The former John M. Perzel Education and Technology Center is now simply the Education and Technology Center.
The $19 million building opened in August 2005 and was named in honor of Perzel, who helped Holy Family — which is not located in his former district — obtain state funding while he was majority leader and speaker.
The center features an auditorium, classrooms, computer laboratories, student and faculty lounges, the Tiger Cub Café and an art gallery and studios. It is home to the School of Education and the university’s cooperative education office.
Perzel, 61, pleaded guilty on Aug. 31 to eight counts of theft, conflict of interest and conspiracy. He’ll be sentenced at a later date, and the best-case scenario might be a jail term of 14 months.
Then-Pennsylvania Attorney General Tom Corbett announced charges against Perzel and nine others in November 2009, following a grand jury investigation. They were charged with using public funds for election purposes.
So far, Perzel and four others have pleaded guilty. The former lawmaker’s sentencing will likely take place after the trials of five co-defendants. He’ll probably testify in those proceedings.
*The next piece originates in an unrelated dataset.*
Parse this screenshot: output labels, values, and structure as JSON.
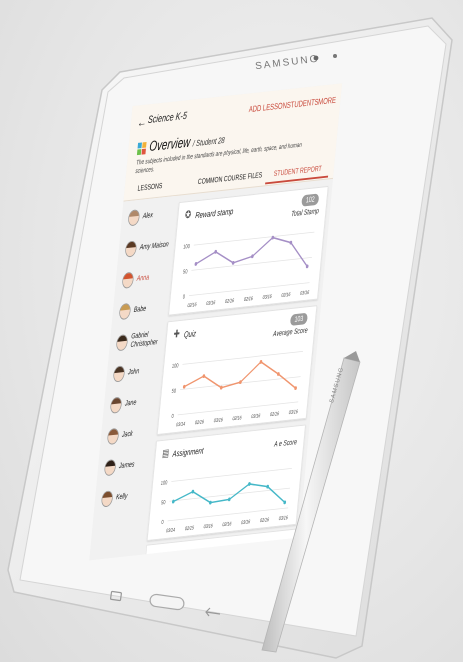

Perzel, who is expected to forfeit his pension, lost a re-election bid last year to Democrat Kevin Boyle.
As majority leader and speaker, Perzel delivered millions of dollars to the Mayfair Community Development Corporation, which built a $2.8 million community center that opened in January 2006 at St. Vincent and Battersby streets.
The CDC named the building the “John M. Perzel Community Center.” It features two gymnasiums and other space for various activities.
The CDC suffered funding losses when Rep. Dennis O’Brien toppled Perzel for speaker in January 2007. The city Department of Recreation now operates the center, with the CDC as a part-time tenant.
No decision has been made on whether Perzel’s name will come off the building.
The Northeast Community Center, at 2840 Holme Ave., opened in 1997 with Perzel’s assistance.
The facility has named its fitness center after Perzel, though there is no exterior sign. Executive director Stan Cohen said the building could never have opened without Perzel’s aid, and he has no plans to change the name of the fitness center, unless the board of directors objects. ••